When this topic surfaced around my school, every white person looked at us as if we were to blame. As if it were our faults that our men in blue had painted targets on our backs. As it were our faults that they had made a sport out of killing our race. “This wouldn’t have happened,” they said, “if you weren’t such criminals.” I remember wanting to scream at them. I remember wanting to shout that that was not what being Black was about—that they had us all wrong. Being Black is not synonymous with being a criminal, or being uneducated, or being a thug. Being Black isn’t every negative thought you’ve had spoon-fed about us since birth. Being Black is about being soulful. Being Black is about being bold, and beautiful, and unique. Being Black is knowing that you could be the darkest thing in the room and still shine.

Since then, I have learned many lessons on how to survive in America while being both Black and a woman. Being Black in America means standing up for what you believe in—it means facing the Grim Reaper dressed in white collars and shining badges and appearing unafraid. Being a woman in America means realizing that your body belongs to no one else but yourself. Being a woman in America means doing bad all by yourself—means realizing that you do not need someone else to make you worth more than you already are. Being Black and a woman in America means beating the odds—it means continuing to thrive in everything you do, even with the fetishizing of your skin color or the prejudices against your race.

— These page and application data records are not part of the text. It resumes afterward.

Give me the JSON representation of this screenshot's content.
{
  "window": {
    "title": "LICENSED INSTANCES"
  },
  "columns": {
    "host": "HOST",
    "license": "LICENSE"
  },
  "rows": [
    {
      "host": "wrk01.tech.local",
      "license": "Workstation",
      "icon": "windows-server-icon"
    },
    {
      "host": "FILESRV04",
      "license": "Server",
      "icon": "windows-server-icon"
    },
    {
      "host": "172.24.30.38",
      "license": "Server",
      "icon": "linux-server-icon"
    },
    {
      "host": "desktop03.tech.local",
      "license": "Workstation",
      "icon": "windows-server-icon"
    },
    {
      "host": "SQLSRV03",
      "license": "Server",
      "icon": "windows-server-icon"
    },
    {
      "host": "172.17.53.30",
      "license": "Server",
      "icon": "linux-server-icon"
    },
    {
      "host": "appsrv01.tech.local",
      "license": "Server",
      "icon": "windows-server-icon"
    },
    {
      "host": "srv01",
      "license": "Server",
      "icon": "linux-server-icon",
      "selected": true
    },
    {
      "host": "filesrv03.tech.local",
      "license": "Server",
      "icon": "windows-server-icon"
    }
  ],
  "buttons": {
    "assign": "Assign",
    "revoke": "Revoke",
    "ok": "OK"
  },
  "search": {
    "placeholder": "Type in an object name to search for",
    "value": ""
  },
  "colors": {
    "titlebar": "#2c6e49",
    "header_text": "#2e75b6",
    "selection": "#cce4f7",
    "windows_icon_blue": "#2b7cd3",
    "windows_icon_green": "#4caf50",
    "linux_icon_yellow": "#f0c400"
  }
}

Loving my skin has not come easy, by any means. My journey for self-acceptance is not finished, but I want to thank everyone who has paved the way for Blacks today. I want to thank those who have sacrificed so much for this race. I want to thank my mom for her hips that broke and bled me into this Earth—for her confidence that she wore like a second skin. I want to thank my best friend for continuing to be bold and smart and unapologetic in a predominately white school filled with students who have been taught to hate her. Lastly, I want to thank those who have taught me what it truly means to be Black in America.